The plastic straw bans have faced opposition from the disabled community, as well as from disability advocates.  In general, these groups feel the bans overlook the needs of individuals with disabilities that reduce mouth control or cause biting, in addition to those who require straws to drink because they are unable to lift a cup to their mouths.  In response to this pushback, many establishments will still have straws – typically biodegradable plastic or paper types – available upon request for those who need them.  However, it is important to note here that straws made from alternative materials may not always be an effective option for individuals with certain disabilities

In addition to the concerns expressed by the disabled community, Starbucks has experienced some backlash regarding the potential environmental impact of its plastic straw ban and subsequent introduction of a sippy cup-like lid as an alternative.  The new strawless lid reportedly uses more plastic than the company’s standard lid/straw option; and is made of polypropylene, a material the US can no longer export to China for recycling.
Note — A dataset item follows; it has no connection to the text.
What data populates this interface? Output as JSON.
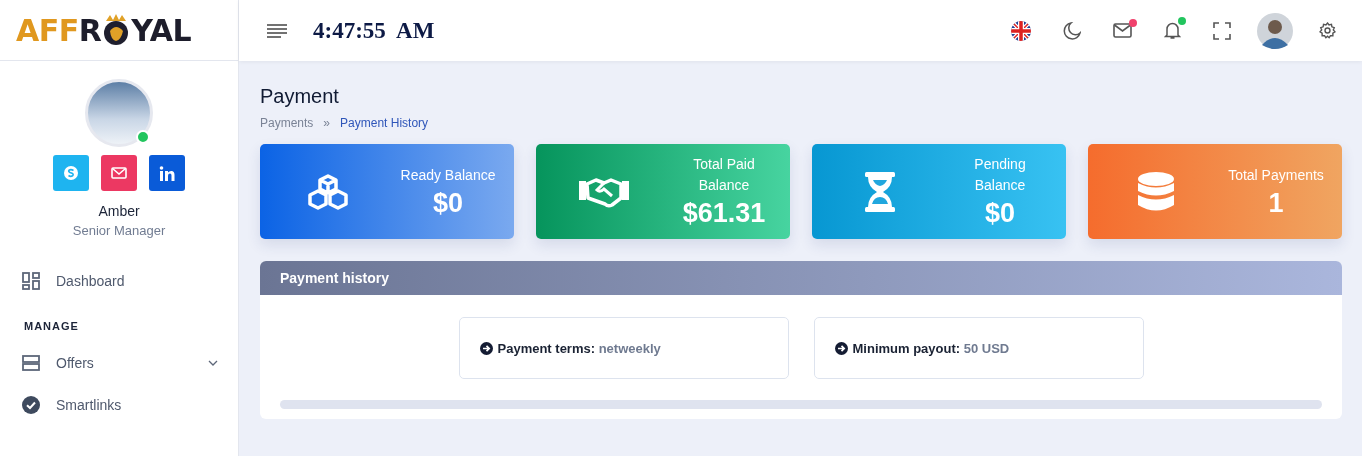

The Last Straw

Will banning single-use plastic straws help clean up the ocean or solve all of our plastic pollution woes?  No, not necessarily – plastic straws only account for around 0.03% of total plastic waste by mass.  Does this mean the bans should be abandoned?  No, not necessarily – plastic straws may just be the tip of the trash iceberg, but the anti-straw movement and its associated public awareness campaigns may result in a positive spillover effect that guides overall corporate and consumer behavior toward more sustainable consumption.  The plastic straw bans may also lay the groundwork for larger commitments to reduce global plastic pollution and for the adoption of improved plastic recycling practices around the world.  Sit back and drink that in for a moment – minus the plastic straw.